## TASK INSTRUCTIONS
Produce an exact copy of the data below.

*** Opening of EXTRACTED RECORDS ***

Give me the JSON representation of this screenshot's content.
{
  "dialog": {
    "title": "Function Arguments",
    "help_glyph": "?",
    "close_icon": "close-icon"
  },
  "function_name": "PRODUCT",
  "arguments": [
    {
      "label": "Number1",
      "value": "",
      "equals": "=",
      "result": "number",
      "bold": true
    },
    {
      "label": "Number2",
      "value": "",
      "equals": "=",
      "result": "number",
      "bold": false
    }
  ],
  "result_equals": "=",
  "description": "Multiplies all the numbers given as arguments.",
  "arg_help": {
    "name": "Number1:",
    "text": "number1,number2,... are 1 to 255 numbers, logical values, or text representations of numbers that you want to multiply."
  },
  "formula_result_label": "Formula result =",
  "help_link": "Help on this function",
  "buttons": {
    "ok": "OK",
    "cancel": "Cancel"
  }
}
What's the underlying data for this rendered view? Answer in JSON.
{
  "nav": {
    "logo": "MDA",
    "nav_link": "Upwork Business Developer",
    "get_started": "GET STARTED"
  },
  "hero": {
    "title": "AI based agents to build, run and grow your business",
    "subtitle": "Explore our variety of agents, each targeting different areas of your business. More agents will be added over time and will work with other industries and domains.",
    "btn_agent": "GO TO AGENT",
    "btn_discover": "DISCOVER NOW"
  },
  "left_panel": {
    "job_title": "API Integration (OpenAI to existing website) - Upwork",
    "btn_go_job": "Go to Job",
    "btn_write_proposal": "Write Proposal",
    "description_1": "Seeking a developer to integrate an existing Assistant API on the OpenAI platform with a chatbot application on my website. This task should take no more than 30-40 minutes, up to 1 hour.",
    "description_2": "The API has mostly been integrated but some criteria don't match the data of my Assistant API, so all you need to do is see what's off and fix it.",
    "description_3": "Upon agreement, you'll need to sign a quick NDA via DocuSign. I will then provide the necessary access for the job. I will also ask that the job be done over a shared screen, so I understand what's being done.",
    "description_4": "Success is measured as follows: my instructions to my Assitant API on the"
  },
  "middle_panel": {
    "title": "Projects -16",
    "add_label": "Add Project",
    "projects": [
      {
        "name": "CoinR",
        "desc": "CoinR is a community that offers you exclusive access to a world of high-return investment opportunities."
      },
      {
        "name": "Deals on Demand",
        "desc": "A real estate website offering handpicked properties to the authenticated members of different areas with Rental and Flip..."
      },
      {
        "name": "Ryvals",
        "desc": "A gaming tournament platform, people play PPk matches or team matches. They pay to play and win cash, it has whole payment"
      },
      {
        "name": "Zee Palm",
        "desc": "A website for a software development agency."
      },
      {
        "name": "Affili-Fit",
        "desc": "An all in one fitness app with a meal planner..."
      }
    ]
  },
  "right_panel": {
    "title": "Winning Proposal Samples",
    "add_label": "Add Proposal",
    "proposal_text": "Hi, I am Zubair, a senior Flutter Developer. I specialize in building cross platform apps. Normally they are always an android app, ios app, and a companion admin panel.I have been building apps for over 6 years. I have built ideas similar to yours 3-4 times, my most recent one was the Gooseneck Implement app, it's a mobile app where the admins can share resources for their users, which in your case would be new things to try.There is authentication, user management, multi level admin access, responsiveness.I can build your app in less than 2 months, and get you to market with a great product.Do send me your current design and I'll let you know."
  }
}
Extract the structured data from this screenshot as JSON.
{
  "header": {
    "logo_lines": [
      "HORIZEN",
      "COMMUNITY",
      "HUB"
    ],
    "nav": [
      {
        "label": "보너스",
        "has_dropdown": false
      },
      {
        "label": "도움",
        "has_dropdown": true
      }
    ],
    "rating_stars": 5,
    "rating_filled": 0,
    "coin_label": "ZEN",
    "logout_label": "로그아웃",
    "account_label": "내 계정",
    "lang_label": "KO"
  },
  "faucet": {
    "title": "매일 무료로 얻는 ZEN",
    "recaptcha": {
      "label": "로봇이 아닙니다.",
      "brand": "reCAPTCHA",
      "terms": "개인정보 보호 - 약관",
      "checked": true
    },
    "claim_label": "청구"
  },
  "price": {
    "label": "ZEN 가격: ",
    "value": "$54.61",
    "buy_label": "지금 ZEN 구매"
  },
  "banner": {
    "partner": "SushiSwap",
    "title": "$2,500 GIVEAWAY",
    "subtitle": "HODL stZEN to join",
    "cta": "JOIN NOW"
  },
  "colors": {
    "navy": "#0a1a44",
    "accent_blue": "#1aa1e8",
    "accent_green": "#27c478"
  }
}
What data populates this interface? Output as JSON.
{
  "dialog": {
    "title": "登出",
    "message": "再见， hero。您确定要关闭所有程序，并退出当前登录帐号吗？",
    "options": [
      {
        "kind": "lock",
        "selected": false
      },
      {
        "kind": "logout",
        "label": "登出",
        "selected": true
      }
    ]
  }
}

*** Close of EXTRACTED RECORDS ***

## RESULT BELOW
Give me the JSON representation of this screenshot's content.
{
  "dialog": {
    "title": "Function Arguments",
    "help_glyph": "?",
    "close_icon": "close-icon"
  },
  "function_name": "PRODUCT",
  "arguments": [
    {
      "label": "Number1",
      "value": "",
      "equals": "=",
      "result": "number",
      "bold": true
    },
    {
      "label": "Number2",
      "value": "",
      "equals": "=",
      "result": "number",
      "bold": false
    }
  ],
  "result_equals": "=",
  "description": "Multiplies all the numbers given as arguments.",
  "arg_help": {
    "name": "Number1:",
    "text": "number1,number2,... are 1 to 255 numbers, logical values, or text representations of numbers that you want to multiply."
  },
  "formula_result_label": "Formula result =",
  "help_link": "Help on this function",
  "buttons": {
    "ok": "OK",
    "cancel": "Cancel"
  }
}
What's the underlying data for this rendered view? Answer in JSON.
{
  "nav": {
    "logo": "MDA",
    "nav_link": "Upwork Business Developer",
    "get_started": "GET STARTED"
  },
  "hero": {
    "title": "AI based agents to build, run and grow your business",
    "subtitle": "Explore our variety of agents, each targeting different areas of your business. More agents will be added over time and will work with other industries and domains.",
    "btn_agent": "GO TO AGENT",
    "btn_discover": "DISCOVER NOW"
  },
  "left_panel": {
    "job_title": "API Integration (OpenAI to existing website) - Upwork",
    "btn_go_job": "Go to Job",
    "btn_write_proposal": "Write Proposal",
    "description_1": "Seeking a developer to integrate an existing Assistant API on the OpenAI platform with a chatbot application on my website. This task should take no more than 30-40 minutes, up to 1 hour.",
    "description_2": "The API has mostly been integrated but some criteria don't match the data of my Assistant API, so all you need to do is see what's off and fix it.",
    "description_3": "Upon agreement, you'll need to sign a quick NDA via DocuSign. I will then provide the necessary access for the job. I will also ask that the job be done over a shared screen, so I understand what's being done.",
    "description_4": "Success is measured as follows: my instructions to my Assitant API on the"
  },
  "middle_panel": {
    "title": "Projects -16",
    "add_label": "Add Project",
    "projects": [
      {
        "name": "CoinR",
        "desc": "CoinR is a community that offers you exclusive access to a world of high-return investment opportunities."
      },
      {
        "name": "Deals on Demand",
        "desc": "A real estate website offering handpicked properties to the authenticated members of different areas with Rental and Flip..."
      },
      {
        "name": "Ryvals",
        "desc": "A gaming tournament platform, people play PPk matches or team matches. They pay to play and win cash, it has whole payment"
      },
      {
        "name": "Zee Palm",
        "desc": "A website for a software development agency."
      },
      {
        "name": "Affili-Fit",
        "desc": "An all in one fitness app with a meal planner..."
      }
    ]
  },
  "right_panel": {
    "title": "Winning Proposal Samples",
    "add_label": "Add Proposal",
    "proposal_text": "Hi, I am Zubair, a senior Flutter Developer. I specialize in building cross platform apps. Normally they are always an android app, ios app, and a companion admin panel.I have been building apps for over 6 years. I have built ideas similar to yours 3-4 times, my most recent one was the Gooseneck Implement app, it's a mobile app where the admins can share resources for their users, which in your case would be new things to try.There is authentication, user management, multi level admin access, responsiveness.I can build your app in less than 2 months, and get you to market with a great product.Do send me your current design and I'll let you know."
  }
}
Extract the structured data from this screenshot as JSON.
{
  "header": {
    "logo_lines": [
      "HORIZEN",
      "COMMUNITY",
      "HUB"
    ],
    "nav": [
      {
        "label": "보너스",
        "has_dropdown": false
      },
      {
        "label": "도움",
        "has_dropdown": true
      }
    ],
    "rating_stars": 5,
    "rating_filled": 0,
    "coin_label": "ZEN",
    "logout_label": "로그아웃",
    "account_label": "내 계정",
    "lang_label": "KO"
  },
  "faucet": {
    "title": "매일 무료로 얻는 ZEN",
    "recaptcha": {
      "label": "로봇이 아닙니다.",
      "brand": "reCAPTCHA",
      "terms": "개인정보 보호 - 약관",
      "checked": true
    },
    "claim_label": "청구"
  },
  "price": {
    "label": "ZEN 가격: ",
    "value": "$54.61",
    "buy_label": "지금 ZEN 구매"
  },
  "banner": {
    "partner": "SushiSwap",
    "title": "$2,500 GIVEAWAY",
    "subtitle": "HODL stZEN to join",
    "cta": "JOIN NOW"
  },
  "colors": {
    "navy": "#0a1a44",
    "accent_blue": "#1aa1e8",
    "accent_green": "#27c478"
  }
}
What data populates this interface? Output as JSON.
{
  "dialog": {
    "title": "登出",
    "message": "再见， hero。您确定要关闭所有程序，并退出当前登录帐号吗？",
    "options": [
      {
        "kind": "lock",
        "selected": false
      },
      {
        "kind": "logout",
        "label": "登出",
        "selected": true
      }
    ]
  }
}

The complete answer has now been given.